What happened next was even more astounding -- a community outreach program that did actual outreach. "Then came the big innovation of the Operation Peacemaker fellowship program," Boggan wrote. "We offered those young men a partnership deal: We would pay them — yes, pay them — not to pull the trigger." Some of the targeted young men were invited to meetings and, if they responded to mentoring, would be paid as much as $1,000 a month to participate in a non-violence program.

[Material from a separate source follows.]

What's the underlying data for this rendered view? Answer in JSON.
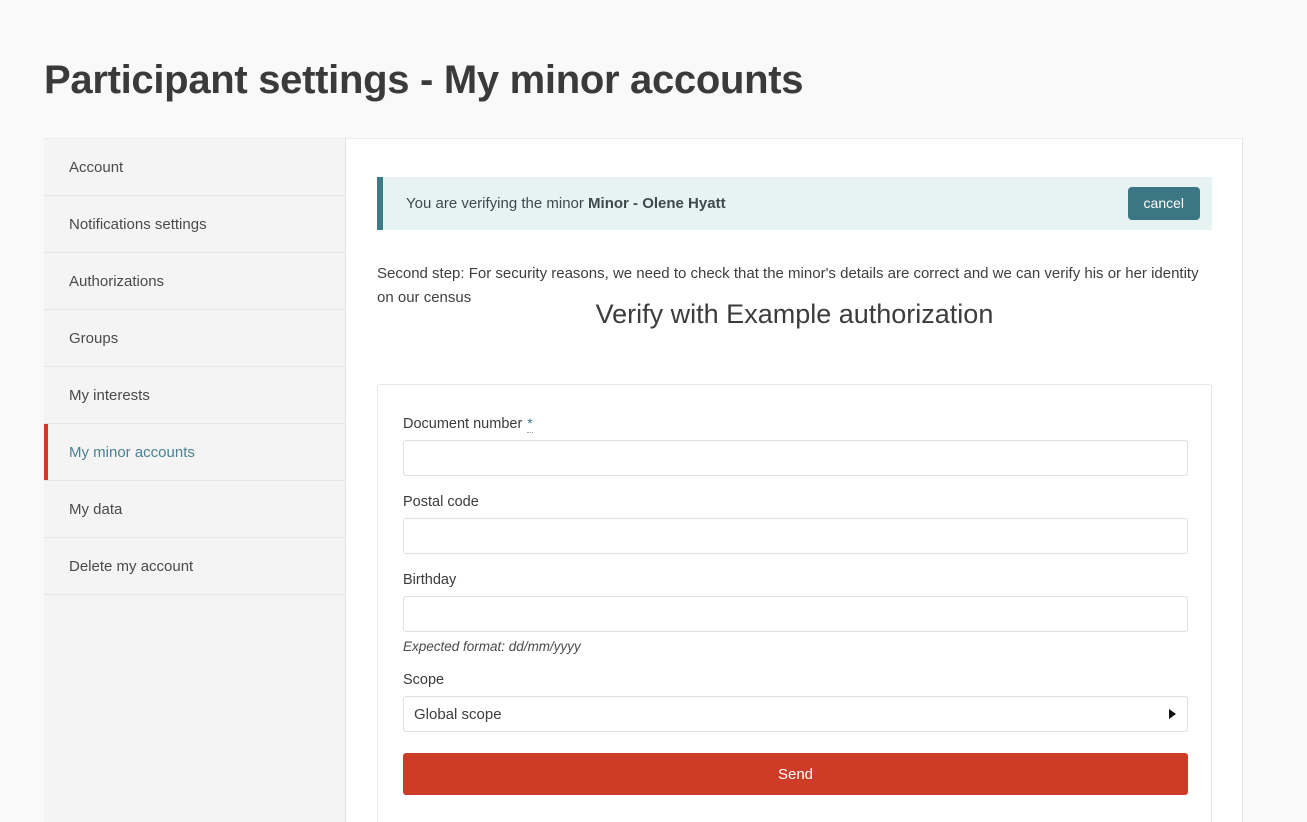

This goes against everything that people in Philadelphia and in Pennsylvania have believed for the last 40 years. During that time, as our state's prison population increased six-fold, powerful lobbies like the Pennsylvania District Attorneys Association and other police and victims-rights groups have pushed, always successfully,  for longer sentences and harder time. I'm sure there are people reading this who could never believe -- no matter what the empirical evidence shows -- that it would make more sense to pay a troublemaker than to lock him up and throw away.

But Boggan described remarkable success in the Northern California program, both in individual cases -- like a young man named Shyeed who renounced violence and became an ambassador for the mentoring program -- and in the numbers. His city saw an astonishing 76 percent drop in homicides, or nearly double the rate of decline in Philadelphia. It's not clear whether this program can be easily replicated in a much larger metropolis, but Richmond's success shows the possibilities of outside-the-box thinking.

But is outside-the-box thinking possible in Philadelphia? We saw a disturbing caution flag this week when the city's Fraternal Order of Police contested a critical reform toward restoring trust -- Ramsey's decision to move forward with the Justice Department recommendation to name officers involved in shootings of civilians. Hopefully Kenney -- who won the FOP endorsement despite his fairly progressive policies -- can serve as a bridge to the 21st Century for the FOP leadership, which often seems stuck in the 19th Century...on its better days.

What we don't need is more of the same old, same old. Murder in Philadelphia, unfortunately, is one threat level that actually is credible. But hopefully by July 4, 2016, we can be several giant steps closer to that freedom enunciated famously not by the Founding Fathers but by FDR -- freedom from fear.